» **Task**: If a line holds an image, leave the image out; write out everything else in the records exactly.

» **Information given**:
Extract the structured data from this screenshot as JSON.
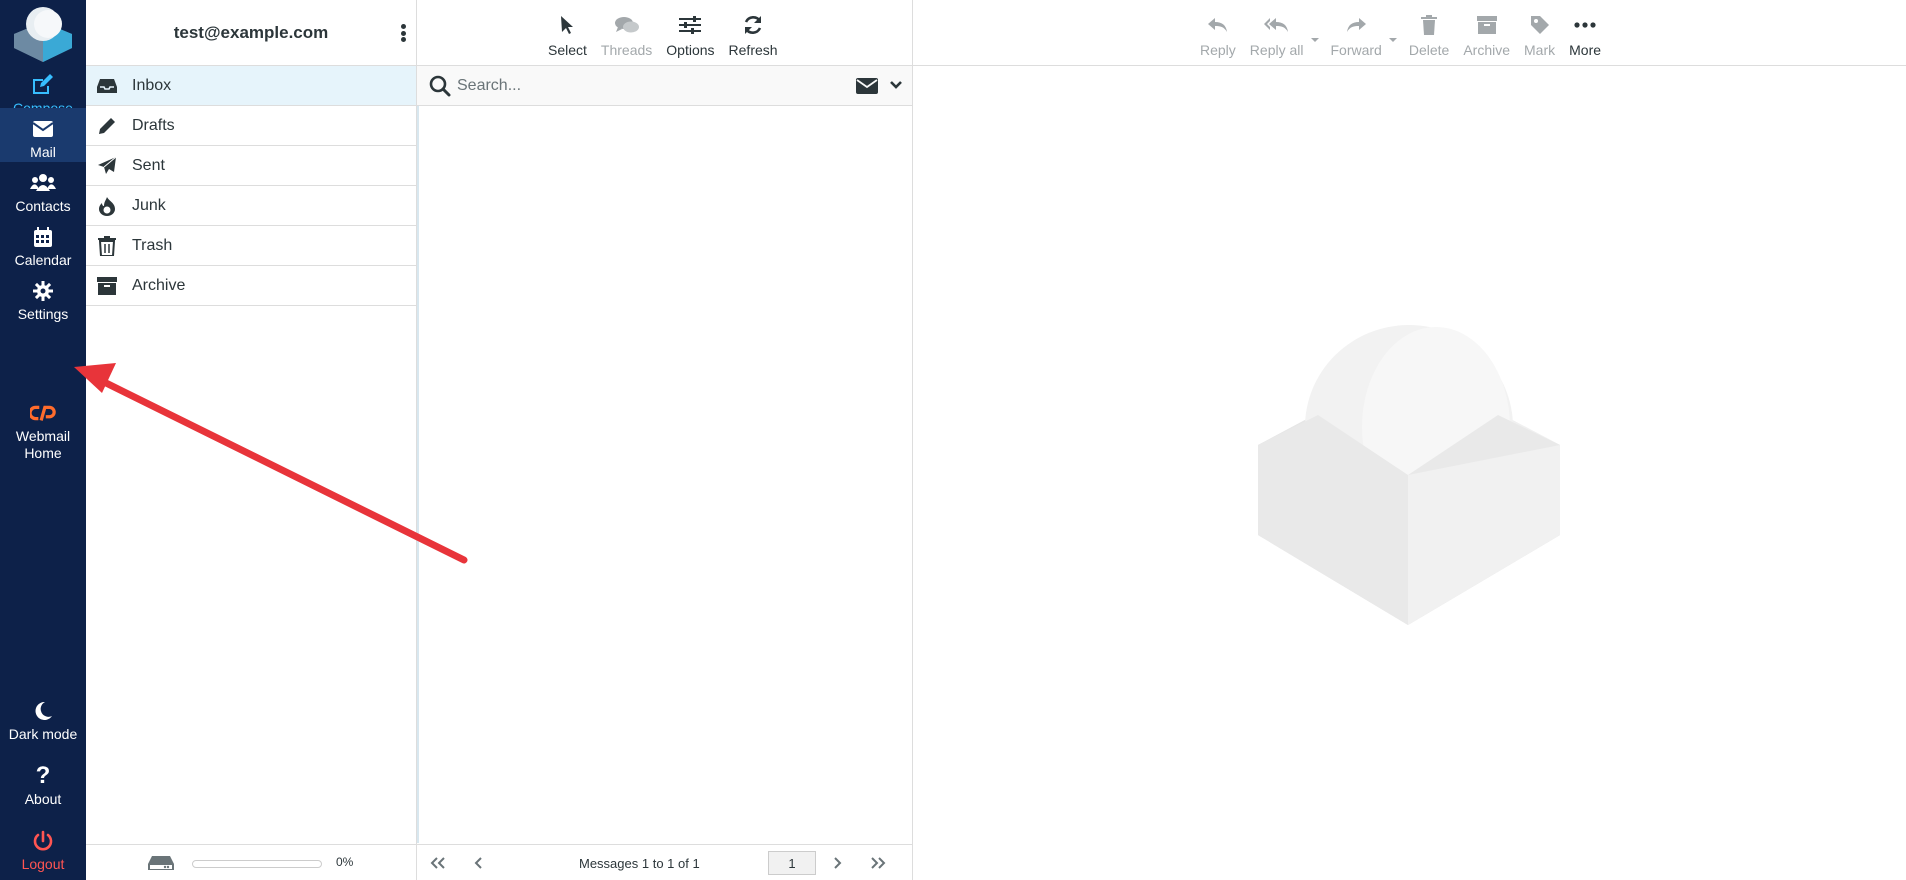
{
  "nav": {
    "compose": "Compose",
    "mail": "Mail",
    "contacts": "Contacts",
    "calendar": "Calendar",
    "settings": "Settings",
    "webmail_home": "Webmail Home",
    "dark_mode": "Dark mode",
    "about": "About",
    "logout": "Logout"
  },
  "account": {
    "email": "test@example.com"
  },
  "folders": [
    {
      "label": "Inbox",
      "icon": "inbox-icon",
      "selected": true
    },
    {
      "label": "Drafts",
      "icon": "pencil-icon"
    },
    {
      "label": "Sent",
      "icon": "paper-plane-icon"
    },
    {
      "label": "Junk",
      "icon": "fire-icon"
    },
    {
      "label": "Trash",
      "icon": "trash-icon"
    },
    {
      "label": "Archive",
      "icon": "archive-box-icon"
    }
  ],
  "quota": {
    "text": "0%",
    "fraction": 0
  },
  "list_toolbar": {
    "select": "Select",
    "threads": "Threads",
    "options": "Options",
    "refresh": "Refresh"
  },
  "search": {
    "placeholder": "Search..."
  },
  "list_footer": {
    "count_text": "Messages 1 to 1 of 1",
    "page": "1"
  },
  "preview_toolbar": {
    "reply": "Reply",
    "reply_all": "Reply all",
    "forward": "Forward",
    "delete": "Delete",
    "archive": "Archive",
    "mark": "Mark",
    "more": "More"
  },
  "colors": {
    "nav_bg": "#0d2149",
    "accent": "#37beff",
    "logout": "#ff5552",
    "arrow": "#e8343a"
  }
}
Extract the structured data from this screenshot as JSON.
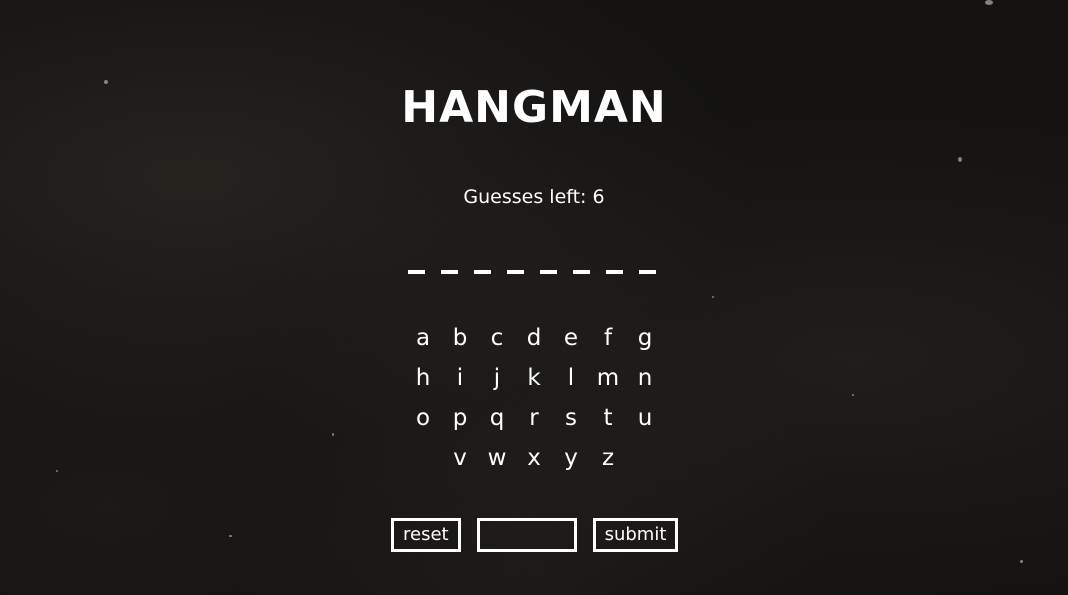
{
  "game": {
    "title": "HANGMAN",
    "guesses_left_text": "Guesses left: 6",
    "word_blanks": [
      "_",
      "_",
      "_",
      "_",
      "_",
      "_",
      "_",
      "_"
    ]
  },
  "keyboard": {
    "rows": [
      [
        "a",
        "b",
        "c",
        "d",
        "e",
        "f",
        "g"
      ],
      [
        "h",
        "i",
        "j",
        "k",
        "l",
        "m",
        "n"
      ],
      [
        "o",
        "p",
        "q",
        "r",
        "s",
        "t",
        "u"
      ],
      [
        "v",
        "w",
        "x",
        "y",
        "z"
      ]
    ]
  },
  "controls": {
    "reset_label": "reset",
    "guess_value": "",
    "submit_label": "submit"
  },
  "colors": {
    "background": "#141312",
    "foreground": "#ffffff"
  }
}
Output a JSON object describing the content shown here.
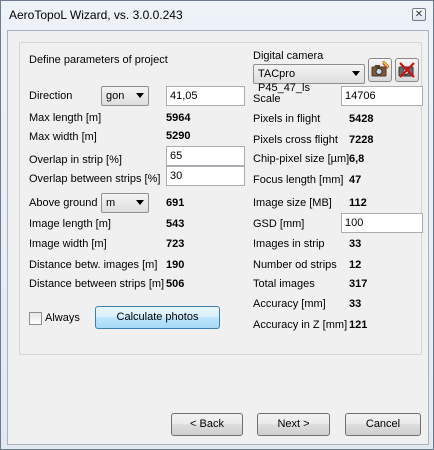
{
  "window": {
    "title": "AeroTopoL Wizard, vs. 3.0.0.243",
    "close_glyph": "✕"
  },
  "left": {
    "section_title": "Define parameters of project",
    "direction": {
      "label": "Direction",
      "unit": "gon",
      "value": "41,05"
    },
    "max_length": {
      "label": "Max length [m]",
      "value": "5964"
    },
    "max_width": {
      "label": "Max width [m]",
      "value": "5290"
    },
    "overlap_strip": {
      "label": "Overlap in strip [%]",
      "value": "65"
    },
    "overlap_between": {
      "label": "Overlap between strips [%]",
      "value": "30"
    },
    "above_ground": {
      "label": "Above ground",
      "unit": "m",
      "value": "691"
    },
    "image_length": {
      "label": "Image length [m]",
      "value": "543"
    },
    "image_width": {
      "label": "Image width [m]",
      "value": "723"
    },
    "distance_images": {
      "label": "Distance betw. images [m]",
      "value": "190"
    },
    "distance_strips": {
      "label": "Distance between strips [m]",
      "value": "506"
    },
    "always": {
      "label": "Always",
      "checked": false
    },
    "calculate_label": "Calculate photos"
  },
  "right": {
    "camera_label": "Digital camera",
    "camera_value": "TACpro P45_47_ls",
    "scale": {
      "label": "Scale",
      "value": "14706"
    },
    "pixels_flight": {
      "label": "Pixels in flight",
      "value": "5428"
    },
    "pixels_cross": {
      "label": "Pixels cross flight",
      "value": "7228"
    },
    "chip_pixel": {
      "label": "Chip-pixel size [µm]",
      "value": "6,8"
    },
    "focus_length": {
      "label": "Focus length [mm]",
      "value": "47"
    },
    "image_size": {
      "label": "Image size [MB]",
      "value": "112"
    },
    "gsd": {
      "label": "GSD [mm]",
      "value": "100"
    },
    "images_strip": {
      "label": "Images in  strip",
      "value": "33"
    },
    "number_strips": {
      "label": "Number od strips",
      "value": "12"
    },
    "total_images": {
      "label": "Total images",
      "value": "317"
    },
    "accuracy": {
      "label": "Accuracy [mm]",
      "value": "33"
    },
    "accuracy_z": {
      "label": "Accuracy in Z [mm]",
      "value": "121"
    }
  },
  "footer": {
    "back_label": "< Back",
    "next_label": "Next >",
    "cancel_label": "Cancel"
  },
  "icons": {
    "camera_edit": "camera-edit-icon",
    "camera_delete": "camera-delete-icon"
  }
}
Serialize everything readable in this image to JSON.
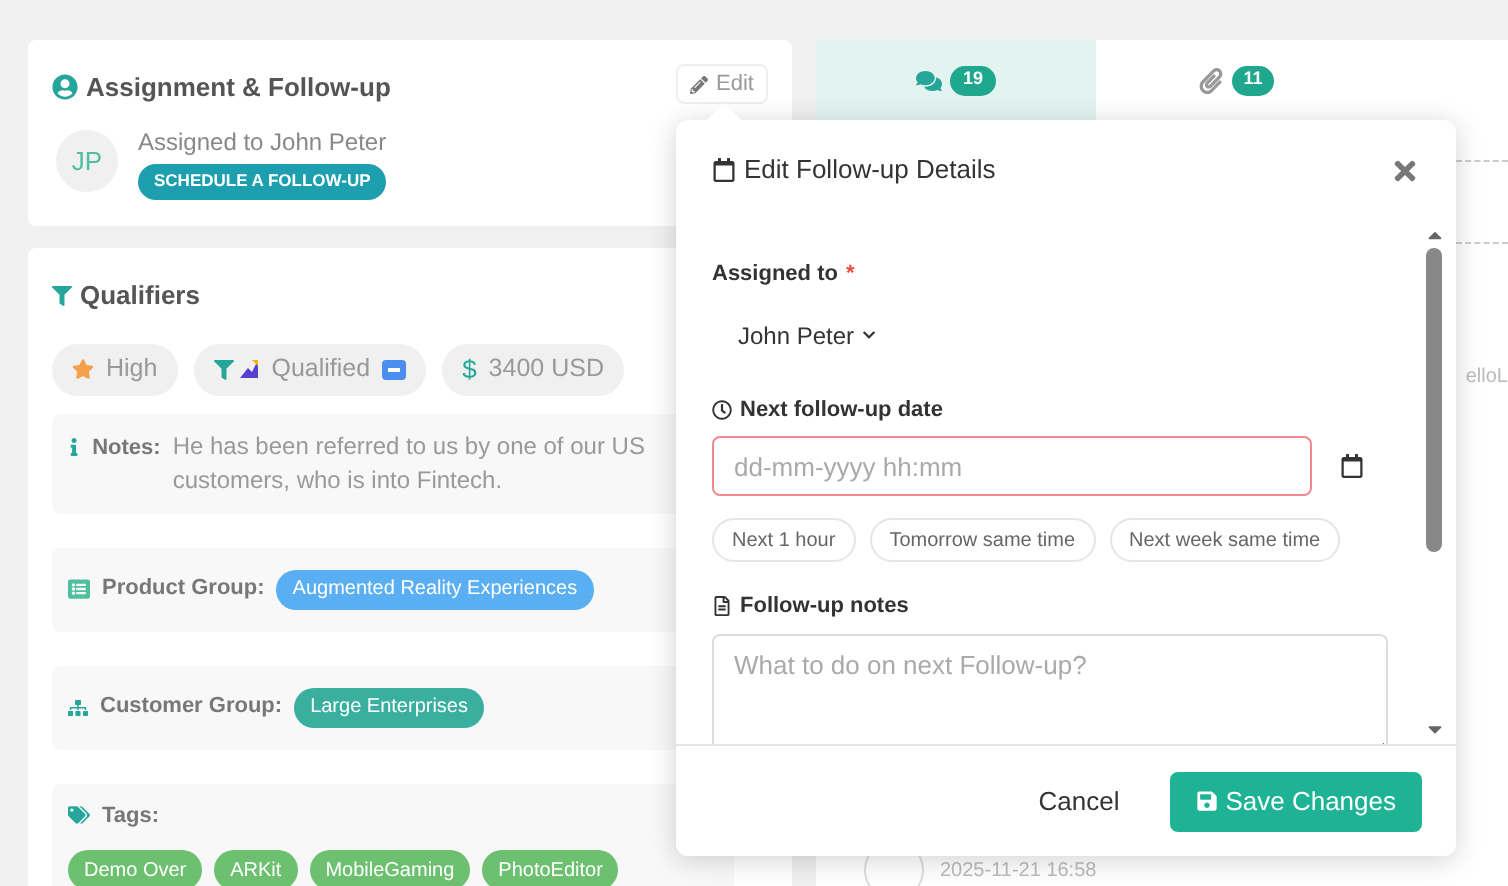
{
  "assignment": {
    "title": "Assignment & Follow-up",
    "edit": "Edit",
    "initials": "JP",
    "assigned_text": "Assigned to John Peter",
    "schedule_button": "SCHEDULE A FOLLOW-UP"
  },
  "qualifiers": {
    "title": "Qualifiers",
    "chips": [
      {
        "kind": "priority",
        "label": "High"
      },
      {
        "kind": "stage",
        "label": "Qualified"
      },
      {
        "kind": "value",
        "label": "$",
        "text": "3400 USD"
      }
    ],
    "notes_label": "Notes:",
    "notes": "He has been referred to us by one of our US customers, who is into Fintech.",
    "product_group_label": "Product Group:",
    "product_group": "Augmented Reality Experiences",
    "customer_group_label": "Customer Group:",
    "customer_group": "Large Enterprises",
    "tags_label": "Tags:",
    "tags": [
      "Demo Over",
      "ARKit",
      "MobileGaming",
      "PhotoEditor"
    ]
  },
  "activity": {
    "tabs": [
      {
        "kind": "comments",
        "count": "19",
        "selected": true
      },
      {
        "kind": "attachments",
        "count": "11",
        "selected": false
      }
    ],
    "partial_text": "elloL",
    "timestamp": "2025-11-21 16:58"
  },
  "modal": {
    "title": "Edit Follow-up Details",
    "assigned_label": "Assigned to",
    "required_mark": "*",
    "assignee": "John Peter",
    "date_label": "Next follow-up date",
    "date_placeholder": "dd-mm-yyyy hh:mm",
    "quick_options": [
      "Next 1 hour",
      "Tomorrow same time",
      "Next week same time"
    ],
    "notes_label": "Follow-up notes",
    "notes_placeholder": "What to do on next Follow-up?",
    "cancel": "Cancel",
    "save": "Save Changes"
  }
}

» **Reply to the exercise**:
Extract the structured data from this screenshot as JSON.
{
  "nav": {
    "compose": "Compose",
    "mail": "Mail",
    "contacts": "Contacts",
    "calendar": "Calendar",
    "settings": "Settings",
    "webmail_home": "Webmail Home",
    "dark_mode": "Dark mode",
    "about": "About",
    "logout": "Logout"
  },
  "account": {
    "email": "test@example.com"
  },
  "folders": [
    {
      "label": "Inbox",
      "icon": "inbox-icon",
      "selected": true
    },
    {
      "label": "Drafts",
      "icon": "pencil-icon"
    },
    {
      "label": "Sent",
      "icon": "paper-plane-icon"
    },
    {
      "label": "Junk",
      "icon": "fire-icon"
    },
    {
      "label": "Trash",
      "icon": "trash-icon"
    },
    {
      "label": "Archive",
      "icon": "archive-box-icon"
    }
  ],
  "quota": {
    "text": "0%",
    "fraction": 0
  },
  "list_toolbar": {
    "select": "Select",
    "threads": "Threads",
    "options": "Options",
    "refresh": "Refresh"
  },
  "search": {
    "placeholder": "Search..."
  },
  "list_footer": {
    "count_text": "Messages 1 to 1 of 1",
    "page": "1"
  },
  "preview_toolbar": {
    "reply": "Reply",
    "reply_all": "Reply all",
    "forward": "Forward",
    "delete": "Delete",
    "archive": "Archive",
    "mark": "Mark",
    "more": "More"
  },
  "colors": {
    "nav_bg": "#0d2149",
    "accent": "#37beff",
    "logout": "#ff5552",
    "arrow": "#e8343a"
  }
}
Extract the structured data from this screenshot as JSON.
{
  "game": {
    "title": "HANGMAN",
    "guesses_left_text": "Guesses left: 6",
    "word_blanks": [
      "_",
      "_",
      "_",
      "_",
      "_",
      "_",
      "_",
      "_"
    ]
  },
  "keyboard": {
    "rows": [
      [
        "a",
        "b",
        "c",
        "d",
        "e",
        "f",
        "g"
      ],
      [
        "h",
        "i",
        "j",
        "k",
        "l",
        "m",
        "n"
      ],
      [
        "o",
        "p",
        "q",
        "r",
        "s",
        "t",
        "u"
      ],
      [
        "v",
        "w",
        "x",
        "y",
        "z"
      ]
    ]
  },
  "controls": {
    "reset_label": "reset",
    "guess_value": "",
    "submit_label": "submit"
  },
  "colors": {
    "background": "#141312",
    "foreground": "#ffffff"
  }
}
Output a JSON object describing the content shown here.
{
  "window": {
    "title": "AeroTopoL Wizard, vs. 3.0.0.243",
    "close_glyph": "✕"
  },
  "left": {
    "section_title": "Define parameters of project",
    "direction": {
      "label": "Direction",
      "unit": "gon",
      "value": "41,05"
    },
    "max_length": {
      "label": "Max length [m]",
      "value": "5964"
    },
    "max_width": {
      "label": "Max width [m]",
      "value": "5290"
    },
    "overlap_strip": {
      "label": "Overlap in strip [%]",
      "value": "65"
    },
    "overlap_between": {
      "label": "Overlap between strips [%]",
      "value": "30"
    },
    "above_ground": {
      "label": "Above ground",
      "unit": "m",
      "value": "691"
    },
    "image_length": {
      "label": "Image length [m]",
      "value": "543"
    },
    "image_width": {
      "label": "Image width [m]",
      "value": "723"
    },
    "distance_images": {
      "label": "Distance betw. images [m]",
      "value": "190"
    },
    "distance_strips": {
      "label": "Distance between strips [m]",
      "value": "506"
    },
    "always": {
      "label": "Always",
      "checked": false
    },
    "calculate_label": "Calculate photos"
  },
  "right": {
    "camera_label": "Digital camera",
    "camera_value": "TACpro P45_47_ls",
    "scale": {
      "label": "Scale",
      "value": "14706"
    },
    "pixels_flight": {
      "label": "Pixels in flight",
      "value": "5428"
    },
    "pixels_cross": {
      "label": "Pixels cross flight",
      "value": "7228"
    },
    "chip_pixel": {
      "label": "Chip-pixel size [µm]",
      "value": "6,8"
    },
    "focus_length": {
      "label": "Focus length [mm]",
      "value": "47"
    },
    "image_size": {
      "label": "Image size [MB]",
      "value": "112"
    },
    "gsd": {
      "label": "GSD [mm]",
      "value": "100"
    },
    "images_strip": {
      "label": "Images in  strip",
      "value": "33"
    },
    "number_strips": {
      "label": "Number od strips",
      "value": "12"
    },
    "total_images": {
      "label": "Total images",
      "value": "317"
    },
    "accuracy": {
      "label": "Accuracy [mm]",
      "value": "33"
    },
    "accuracy_z": {
      "label": "Accuracy in Z [mm]",
      "value": "121"
    }
  },
  "footer": {
    "back_label": "< Back",
    "next_label": "Next >",
    "cancel_label": "Cancel"
  },
  "icons": {
    "camera_edit": "camera-edit-icon",
    "camera_delete": "camera-delete-icon"
  }
}
Serialize everything readable in this image to JSON.
{
  "assignment": {
    "title": "Assignment & Follow-up",
    "edit": "Edit",
    "initials": "JP",
    "assigned_text": "Assigned to John Peter",
    "schedule_button": "SCHEDULE A FOLLOW-UP"
  },
  "qualifiers": {
    "title": "Qualifiers",
    "chips": [
      {
        "kind": "priority",
        "label": "High"
      },
      {
        "kind": "stage",
        "label": "Qualified"
      },
      {
        "kind": "value",
        "label": "$",
        "text": "3400 USD"
      }
    ],
    "notes_label": "Notes:",
    "notes": "He has been referred to us by one of our US customers, who is into Fintech.",
    "product_group_label": "Product Group:",
    "product_group": "Augmented Reality Experiences",
    "customer_group_label": "Customer Group:",
    "customer_group": "Large Enterprises",
    "tags_label": "Tags:",
    "tags": [
      "Demo Over",
      "ARKit",
      "MobileGaming",
      "PhotoEditor"
    ]
  },
  "activity": {
    "tabs": [
      {
        "kind": "comments",
        "count": "19",
        "selected": true
      },
      {
        "kind": "attachments",
        "count": "11",
        "selected": false
      }
    ],
    "partial_text": "elloL",
    "timestamp": "2025-11-21 16:58"
  },
  "modal": {
    "title": "Edit Follow-up Details",
    "assigned_label": "Assigned to",
    "required_mark": "*",
    "assignee": "John Peter",
    "date_label": "Next follow-up date",
    "date_placeholder": "dd-mm-yyyy hh:mm",
    "quick_options": [
      "Next 1 hour",
      "Tomorrow same time",
      "Next week same time"
    ],
    "notes_label": "Follow-up notes",
    "notes_placeholder": "What to do on next Follow-up?",
    "cancel": "Cancel",
    "save": "Save Changes"
  }
}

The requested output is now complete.